%%
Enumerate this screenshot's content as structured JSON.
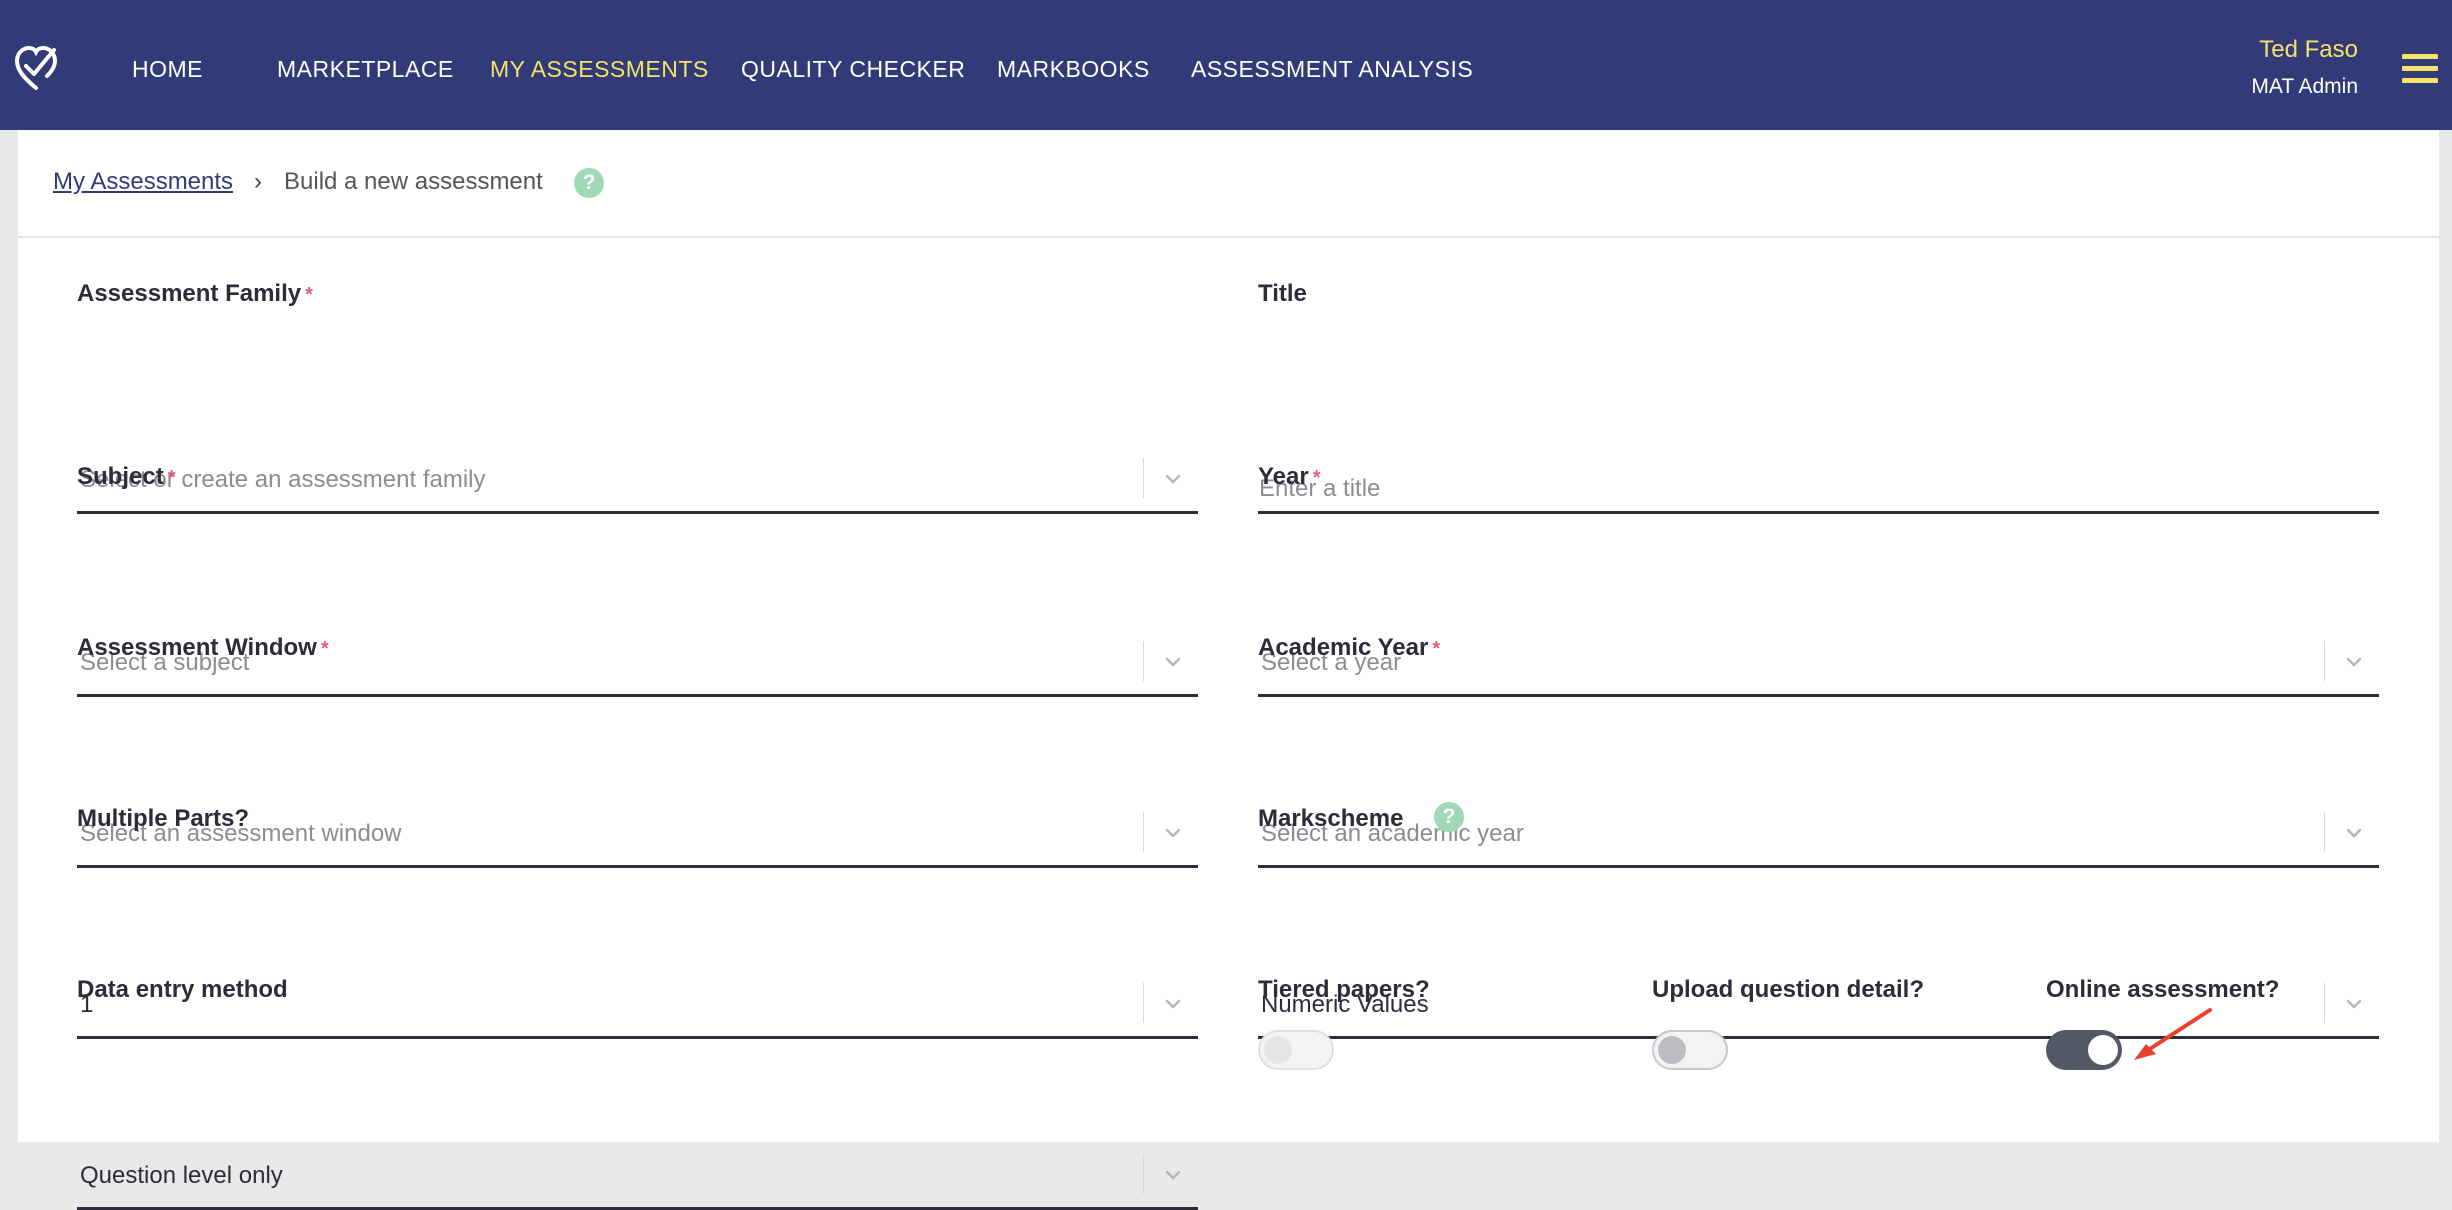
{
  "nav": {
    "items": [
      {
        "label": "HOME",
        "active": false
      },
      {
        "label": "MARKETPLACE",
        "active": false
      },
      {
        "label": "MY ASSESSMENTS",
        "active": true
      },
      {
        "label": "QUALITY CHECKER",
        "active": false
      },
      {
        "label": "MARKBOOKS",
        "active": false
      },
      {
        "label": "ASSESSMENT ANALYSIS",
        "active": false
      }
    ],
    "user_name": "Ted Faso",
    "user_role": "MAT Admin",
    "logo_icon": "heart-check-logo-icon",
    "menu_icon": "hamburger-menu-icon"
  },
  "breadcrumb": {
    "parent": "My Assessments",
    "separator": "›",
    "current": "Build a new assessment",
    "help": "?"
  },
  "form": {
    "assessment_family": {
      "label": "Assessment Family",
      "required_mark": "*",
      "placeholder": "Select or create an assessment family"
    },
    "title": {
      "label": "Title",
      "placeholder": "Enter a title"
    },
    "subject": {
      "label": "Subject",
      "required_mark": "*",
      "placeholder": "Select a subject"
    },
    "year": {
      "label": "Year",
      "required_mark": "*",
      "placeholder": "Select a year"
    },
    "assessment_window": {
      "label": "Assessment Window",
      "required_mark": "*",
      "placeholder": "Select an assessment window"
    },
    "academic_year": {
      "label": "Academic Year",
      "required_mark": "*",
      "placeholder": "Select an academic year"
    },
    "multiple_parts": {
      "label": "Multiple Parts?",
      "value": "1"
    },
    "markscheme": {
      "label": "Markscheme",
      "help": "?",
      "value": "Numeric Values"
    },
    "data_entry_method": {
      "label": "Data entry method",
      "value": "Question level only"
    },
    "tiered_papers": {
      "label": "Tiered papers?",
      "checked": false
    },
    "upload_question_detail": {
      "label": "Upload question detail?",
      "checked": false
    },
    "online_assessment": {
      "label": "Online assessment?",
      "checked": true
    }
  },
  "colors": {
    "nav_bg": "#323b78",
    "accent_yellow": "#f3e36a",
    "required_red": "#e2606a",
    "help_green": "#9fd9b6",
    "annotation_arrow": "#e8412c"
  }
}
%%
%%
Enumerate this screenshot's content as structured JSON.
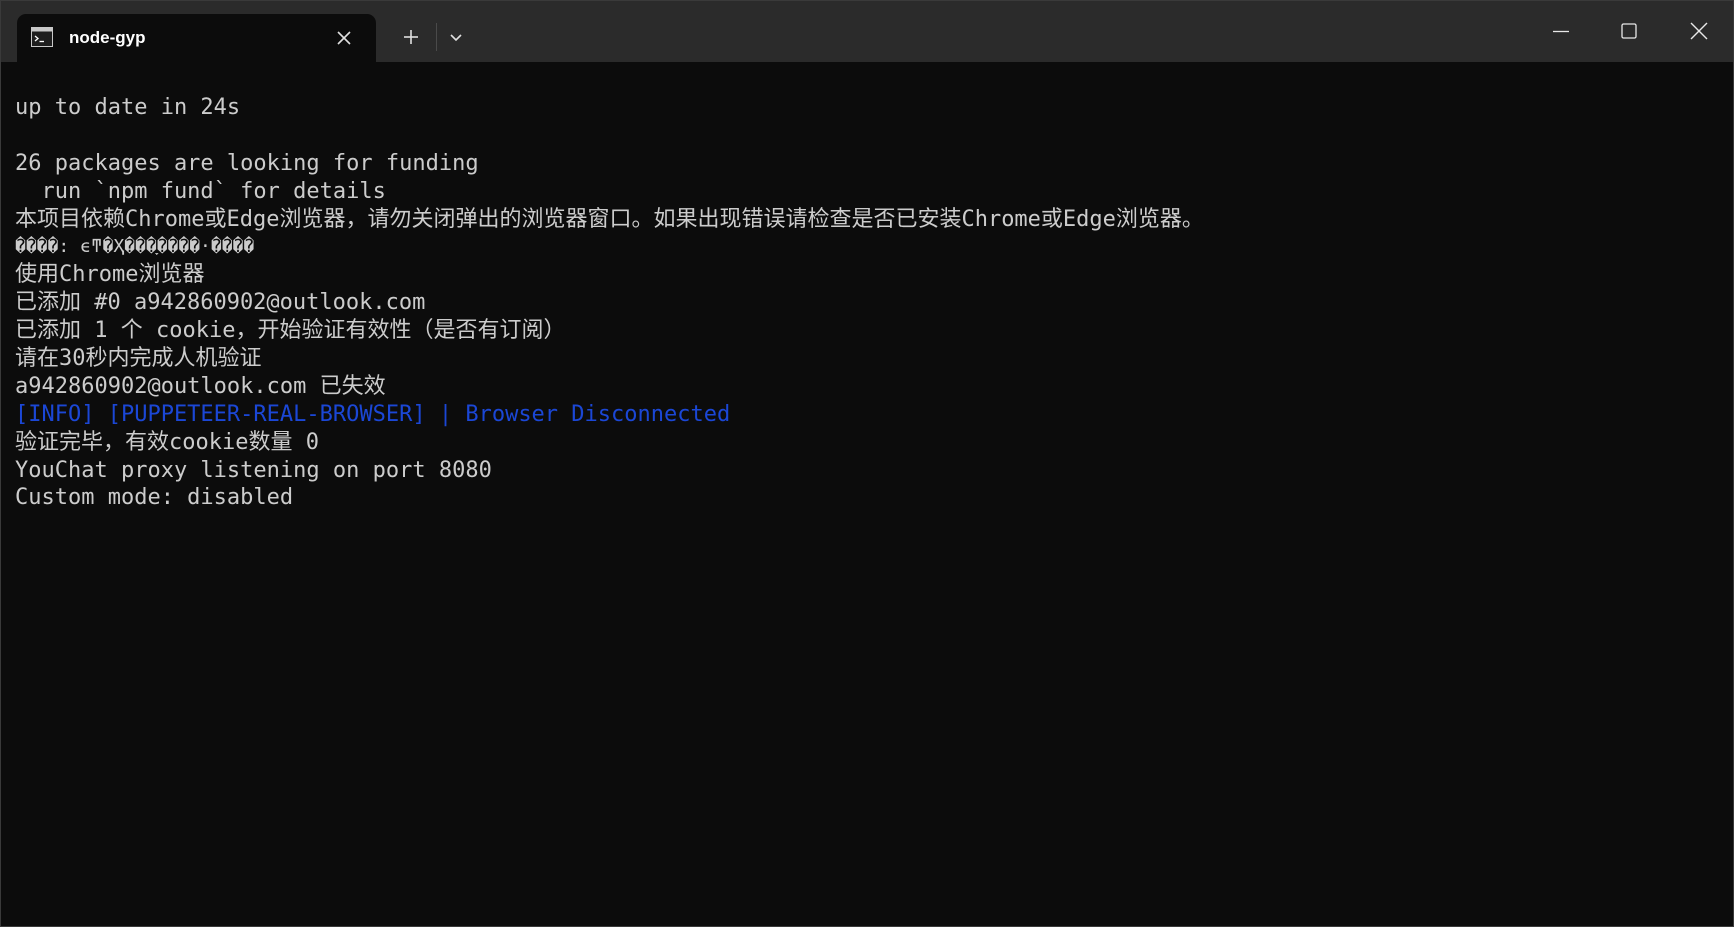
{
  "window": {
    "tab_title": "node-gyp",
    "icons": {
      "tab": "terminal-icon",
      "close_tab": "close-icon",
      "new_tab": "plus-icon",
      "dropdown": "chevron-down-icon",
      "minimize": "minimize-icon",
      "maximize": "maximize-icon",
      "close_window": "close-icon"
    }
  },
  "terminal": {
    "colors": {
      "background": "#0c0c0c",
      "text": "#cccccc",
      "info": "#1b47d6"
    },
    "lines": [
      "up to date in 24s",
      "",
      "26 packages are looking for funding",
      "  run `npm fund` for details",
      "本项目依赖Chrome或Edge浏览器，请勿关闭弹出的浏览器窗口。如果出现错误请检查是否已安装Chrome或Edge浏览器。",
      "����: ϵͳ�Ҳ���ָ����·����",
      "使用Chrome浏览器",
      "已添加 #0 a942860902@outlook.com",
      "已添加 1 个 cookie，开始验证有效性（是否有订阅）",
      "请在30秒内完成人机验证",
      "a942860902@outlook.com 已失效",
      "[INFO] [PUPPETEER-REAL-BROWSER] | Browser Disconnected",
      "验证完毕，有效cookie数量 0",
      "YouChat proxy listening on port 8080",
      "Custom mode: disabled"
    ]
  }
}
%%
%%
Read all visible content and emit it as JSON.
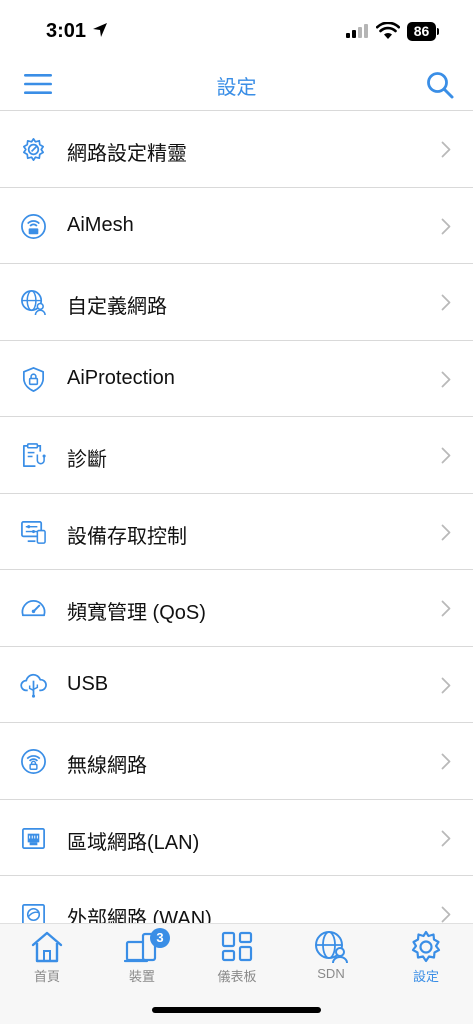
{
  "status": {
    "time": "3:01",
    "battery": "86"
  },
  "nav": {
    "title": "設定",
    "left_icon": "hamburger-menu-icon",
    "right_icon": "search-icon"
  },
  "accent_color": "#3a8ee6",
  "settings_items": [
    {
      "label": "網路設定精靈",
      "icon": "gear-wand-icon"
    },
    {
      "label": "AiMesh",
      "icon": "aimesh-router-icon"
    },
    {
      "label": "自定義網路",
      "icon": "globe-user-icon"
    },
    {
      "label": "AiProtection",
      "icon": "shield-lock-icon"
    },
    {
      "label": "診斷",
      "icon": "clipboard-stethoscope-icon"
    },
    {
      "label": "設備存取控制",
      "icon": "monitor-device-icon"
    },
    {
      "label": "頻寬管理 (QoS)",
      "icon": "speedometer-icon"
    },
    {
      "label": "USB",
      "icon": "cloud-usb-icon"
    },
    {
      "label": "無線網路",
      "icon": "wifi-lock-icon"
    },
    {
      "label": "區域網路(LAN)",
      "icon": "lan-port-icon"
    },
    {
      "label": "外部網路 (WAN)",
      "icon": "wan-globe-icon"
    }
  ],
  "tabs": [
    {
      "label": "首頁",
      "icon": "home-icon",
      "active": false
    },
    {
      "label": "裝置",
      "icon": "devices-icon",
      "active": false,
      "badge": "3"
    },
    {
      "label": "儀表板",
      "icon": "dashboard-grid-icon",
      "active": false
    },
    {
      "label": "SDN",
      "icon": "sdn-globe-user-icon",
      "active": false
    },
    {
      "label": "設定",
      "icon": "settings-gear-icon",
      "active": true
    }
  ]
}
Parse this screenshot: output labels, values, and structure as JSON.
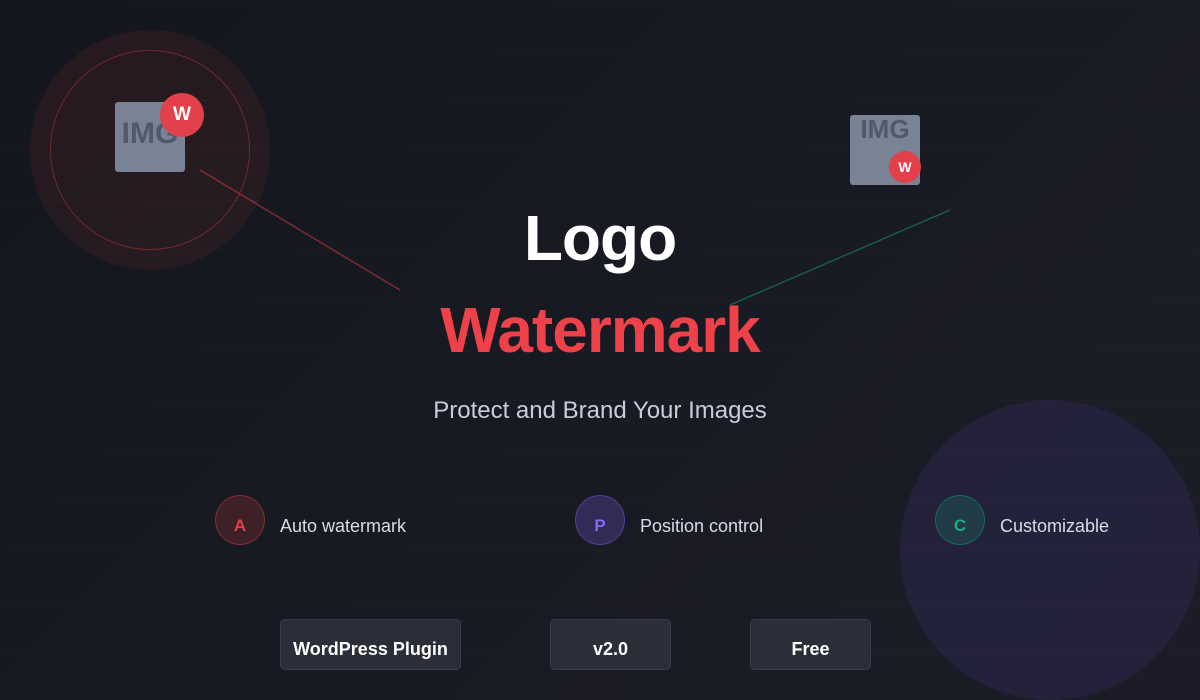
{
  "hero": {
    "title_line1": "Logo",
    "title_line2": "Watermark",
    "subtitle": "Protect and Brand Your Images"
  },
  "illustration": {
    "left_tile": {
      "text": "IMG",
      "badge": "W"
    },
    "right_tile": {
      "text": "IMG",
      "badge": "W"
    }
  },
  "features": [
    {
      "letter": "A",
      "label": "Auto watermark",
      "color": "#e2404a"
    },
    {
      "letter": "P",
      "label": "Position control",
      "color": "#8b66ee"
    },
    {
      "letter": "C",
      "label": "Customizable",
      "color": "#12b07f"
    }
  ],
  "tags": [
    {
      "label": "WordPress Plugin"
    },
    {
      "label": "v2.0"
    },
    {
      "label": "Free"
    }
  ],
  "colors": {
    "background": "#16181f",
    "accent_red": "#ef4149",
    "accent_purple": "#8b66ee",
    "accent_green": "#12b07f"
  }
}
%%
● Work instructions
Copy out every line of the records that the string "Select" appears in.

● Reply
      "placeholder": "Select or create an assessment family"
      "placeholder": "Select a subject"
      "placeholder": "Select a year"
      "placeholder": "Select an assessment window"
      "placeholder": "Select an academic year"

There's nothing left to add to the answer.